App and web page records
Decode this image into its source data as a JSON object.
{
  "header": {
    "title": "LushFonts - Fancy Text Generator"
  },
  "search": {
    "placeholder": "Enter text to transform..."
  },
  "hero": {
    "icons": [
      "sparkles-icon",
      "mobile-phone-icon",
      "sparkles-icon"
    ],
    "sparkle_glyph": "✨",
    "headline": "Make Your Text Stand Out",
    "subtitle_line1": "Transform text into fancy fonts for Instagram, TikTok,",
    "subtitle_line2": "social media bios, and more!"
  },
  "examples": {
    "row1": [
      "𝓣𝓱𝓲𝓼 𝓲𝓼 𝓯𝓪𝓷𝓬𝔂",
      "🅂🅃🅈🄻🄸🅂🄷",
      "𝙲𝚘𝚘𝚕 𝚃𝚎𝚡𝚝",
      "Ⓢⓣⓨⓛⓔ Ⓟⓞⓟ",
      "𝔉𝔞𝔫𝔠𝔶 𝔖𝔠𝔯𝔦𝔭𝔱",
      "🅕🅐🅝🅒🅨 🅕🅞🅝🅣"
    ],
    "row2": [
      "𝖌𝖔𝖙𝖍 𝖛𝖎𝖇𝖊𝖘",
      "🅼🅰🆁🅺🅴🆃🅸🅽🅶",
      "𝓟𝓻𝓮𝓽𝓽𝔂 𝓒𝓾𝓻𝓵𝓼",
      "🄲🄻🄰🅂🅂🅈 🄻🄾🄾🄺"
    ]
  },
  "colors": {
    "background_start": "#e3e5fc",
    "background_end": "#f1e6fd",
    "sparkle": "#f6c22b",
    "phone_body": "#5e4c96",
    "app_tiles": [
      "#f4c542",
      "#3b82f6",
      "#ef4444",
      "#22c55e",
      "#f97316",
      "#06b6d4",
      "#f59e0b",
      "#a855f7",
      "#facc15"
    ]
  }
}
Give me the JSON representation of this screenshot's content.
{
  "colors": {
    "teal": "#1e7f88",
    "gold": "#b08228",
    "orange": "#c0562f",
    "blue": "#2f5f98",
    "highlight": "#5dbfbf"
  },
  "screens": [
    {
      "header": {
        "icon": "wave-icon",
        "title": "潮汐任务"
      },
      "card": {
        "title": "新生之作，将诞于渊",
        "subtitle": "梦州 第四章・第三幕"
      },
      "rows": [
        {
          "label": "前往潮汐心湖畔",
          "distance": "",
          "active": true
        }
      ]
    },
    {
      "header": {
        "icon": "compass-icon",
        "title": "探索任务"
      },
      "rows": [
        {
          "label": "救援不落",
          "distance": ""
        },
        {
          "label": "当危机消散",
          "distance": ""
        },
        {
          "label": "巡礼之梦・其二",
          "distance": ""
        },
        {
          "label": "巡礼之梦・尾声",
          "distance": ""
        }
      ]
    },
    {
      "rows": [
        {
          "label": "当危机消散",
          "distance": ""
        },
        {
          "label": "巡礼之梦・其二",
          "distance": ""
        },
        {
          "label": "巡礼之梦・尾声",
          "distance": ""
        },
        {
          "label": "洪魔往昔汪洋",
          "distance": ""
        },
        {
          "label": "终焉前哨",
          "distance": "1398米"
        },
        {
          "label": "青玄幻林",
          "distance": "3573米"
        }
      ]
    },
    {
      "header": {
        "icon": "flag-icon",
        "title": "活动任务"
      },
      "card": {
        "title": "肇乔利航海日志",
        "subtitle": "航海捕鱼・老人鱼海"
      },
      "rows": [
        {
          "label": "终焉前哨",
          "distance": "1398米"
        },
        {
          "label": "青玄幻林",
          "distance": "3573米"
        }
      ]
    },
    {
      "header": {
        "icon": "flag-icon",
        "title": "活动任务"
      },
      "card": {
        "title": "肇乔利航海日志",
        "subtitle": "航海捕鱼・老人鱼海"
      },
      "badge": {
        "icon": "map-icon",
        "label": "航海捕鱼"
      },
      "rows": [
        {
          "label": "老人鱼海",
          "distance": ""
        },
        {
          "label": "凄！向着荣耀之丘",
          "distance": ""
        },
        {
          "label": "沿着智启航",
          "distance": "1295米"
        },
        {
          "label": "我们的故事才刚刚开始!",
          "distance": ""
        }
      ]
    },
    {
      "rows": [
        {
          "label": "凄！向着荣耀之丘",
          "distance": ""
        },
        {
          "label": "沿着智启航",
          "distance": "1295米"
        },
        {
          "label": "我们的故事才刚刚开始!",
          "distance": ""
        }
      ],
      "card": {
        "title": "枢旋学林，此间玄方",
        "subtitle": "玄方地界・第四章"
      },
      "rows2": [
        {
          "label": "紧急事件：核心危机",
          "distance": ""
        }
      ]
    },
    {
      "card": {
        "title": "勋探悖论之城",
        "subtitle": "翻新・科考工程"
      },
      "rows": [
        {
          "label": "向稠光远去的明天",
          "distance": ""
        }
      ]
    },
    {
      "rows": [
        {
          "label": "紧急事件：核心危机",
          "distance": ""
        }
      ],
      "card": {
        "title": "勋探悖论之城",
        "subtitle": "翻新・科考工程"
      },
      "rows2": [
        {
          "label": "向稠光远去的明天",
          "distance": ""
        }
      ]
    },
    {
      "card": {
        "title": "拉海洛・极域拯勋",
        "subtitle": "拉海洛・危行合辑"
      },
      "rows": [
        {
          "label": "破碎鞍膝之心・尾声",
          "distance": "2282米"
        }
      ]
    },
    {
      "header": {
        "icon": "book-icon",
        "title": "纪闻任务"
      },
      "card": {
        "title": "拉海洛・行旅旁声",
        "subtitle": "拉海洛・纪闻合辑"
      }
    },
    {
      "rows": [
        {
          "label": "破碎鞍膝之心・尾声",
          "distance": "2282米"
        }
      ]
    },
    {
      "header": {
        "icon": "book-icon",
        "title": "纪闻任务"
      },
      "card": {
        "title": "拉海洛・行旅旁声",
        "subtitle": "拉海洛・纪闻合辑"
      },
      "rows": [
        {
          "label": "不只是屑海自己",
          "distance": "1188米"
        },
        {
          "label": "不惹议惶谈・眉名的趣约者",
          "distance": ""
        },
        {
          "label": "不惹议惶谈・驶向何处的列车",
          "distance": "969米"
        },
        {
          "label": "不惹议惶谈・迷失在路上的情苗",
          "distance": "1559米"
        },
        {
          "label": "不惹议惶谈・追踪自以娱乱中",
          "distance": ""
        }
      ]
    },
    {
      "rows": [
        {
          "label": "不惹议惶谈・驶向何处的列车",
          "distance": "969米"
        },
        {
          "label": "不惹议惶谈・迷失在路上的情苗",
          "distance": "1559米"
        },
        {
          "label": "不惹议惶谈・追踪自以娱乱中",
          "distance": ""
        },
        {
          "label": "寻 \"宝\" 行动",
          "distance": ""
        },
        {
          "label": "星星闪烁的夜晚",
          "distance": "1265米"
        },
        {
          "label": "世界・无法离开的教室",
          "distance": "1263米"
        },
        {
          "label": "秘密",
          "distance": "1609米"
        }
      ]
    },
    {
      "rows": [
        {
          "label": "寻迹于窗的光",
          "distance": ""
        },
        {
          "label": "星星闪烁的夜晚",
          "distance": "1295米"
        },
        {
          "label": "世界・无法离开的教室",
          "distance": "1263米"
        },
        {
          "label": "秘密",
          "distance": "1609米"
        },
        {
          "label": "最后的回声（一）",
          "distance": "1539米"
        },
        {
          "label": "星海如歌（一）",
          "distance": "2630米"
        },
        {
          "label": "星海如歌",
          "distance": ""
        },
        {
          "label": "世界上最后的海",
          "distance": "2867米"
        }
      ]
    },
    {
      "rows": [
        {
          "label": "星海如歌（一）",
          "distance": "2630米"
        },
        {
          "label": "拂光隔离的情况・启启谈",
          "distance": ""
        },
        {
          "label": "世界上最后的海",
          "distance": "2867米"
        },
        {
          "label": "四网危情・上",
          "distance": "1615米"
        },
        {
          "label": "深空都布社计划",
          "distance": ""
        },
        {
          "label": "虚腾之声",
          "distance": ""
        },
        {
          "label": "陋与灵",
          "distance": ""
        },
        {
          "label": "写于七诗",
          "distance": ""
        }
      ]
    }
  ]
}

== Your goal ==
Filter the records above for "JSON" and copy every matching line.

== Solution to the problem ==
Decode this image into its source data as a JSON object.
Give me the JSON representation of this screenshot's content.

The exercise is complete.